What saith the Scriptures? This, that God “worketh all things after the counsel of His own WILL” (Eph. 1:11). This foundational fact is exemplified and illustrated at every point. Why were the elect chosen in Christ before the foundation of the world and predestinated unto the adoption of children? Because such was “according to the good pleasure of His will” (Eph. 1:5). Again; “What if God, willing to show His wrath, and to make His power known, endured with much longsuffering the vessels of wrath fitted to destruction” (Rom. 9:22). Let our Sublapsarian friends note that the exercise of God's wrath—”His punitive justice—”proceeds not from any moral “necessity,” but is ascribed purely to the Divine will. Observe again those words “that will by no means clear the guilty” (Exo. 34:7), and dare not to change them to “who can by no means clear the guilty.” Both justice and mercy are regulated solely by God's will.
Again we ask, What saith the Scriptures? This: “Therefore hath He mercy on whom He will have mercy, and whom He will He hardeneth” (Rom. 9:18). And again we affirm, Divine mercy and Divine justice are regulated solely by God's imperial will. While it be true, blessedly true, that God cannot act contrary to His own perfections or attributes, yet it is equally true that God is under no restraint or constraint in the exercise of them. Patience and power are among the excellencies of God's nature or being, but is there ever a time when He is obliged to exercise them? Perish the thought. The same is true of every other Divine perfection: the exercise of them is determined by nothing outside of God's own will. He is supreme sovereign, doing as He pleases, only as He pleases, always as He pleases; though never doing wrong. Nor are we in anywise competent to decide what is right and what is wrong in the conduct of the Most High. What He does is right simply because HE does it.

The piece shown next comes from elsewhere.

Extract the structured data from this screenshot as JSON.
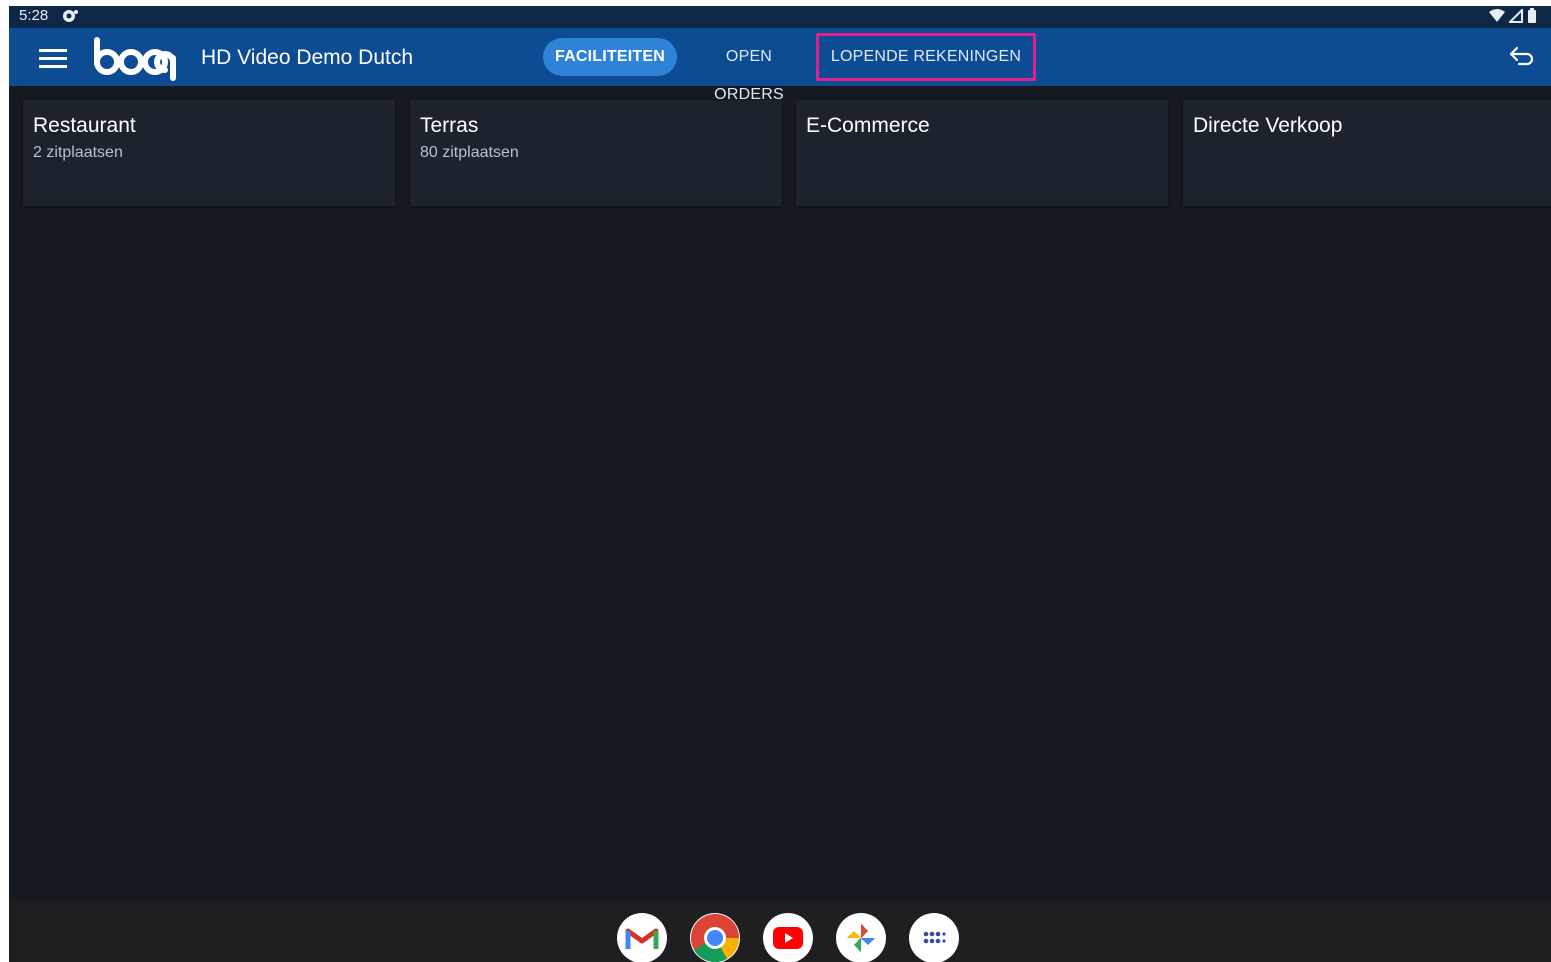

The absolute sovereignty of God supplies the key, and nothing else does, to the unpardonableness of any sin. God has sovereignly assigned the limits to which He will suffer each rebellious creature to go—”and that limit varies considerably in different cases. He has sovereignly determined when any sinner shall be finally deserted by the Holy Spirit and given over to hopeless impenitency. He has sovereignly determined when sin becomes unpardonable in the life of each transgressor. It is this which makes the subject so unspeakably solemn, for men have no means of knowing whether or not their very next act may seal their doom irrevocably. When Christ said to the Pharisees, “Ye shall die in your sins” (John 8:21), they might be allowed to live on another fifty years, and hear the Apostle Paul preach the Gospel, yet their day of grace was over. The sins of Manasseh and Paul were pardoned because God had sovereignly decreed they should be; the sins of the Pharisees were unpardonable because God had so sovereignly ordained. Beware then of trifling with God. Beware of continuing to provoke the Most High. He will not be mocked with impunity.—”A.W.P.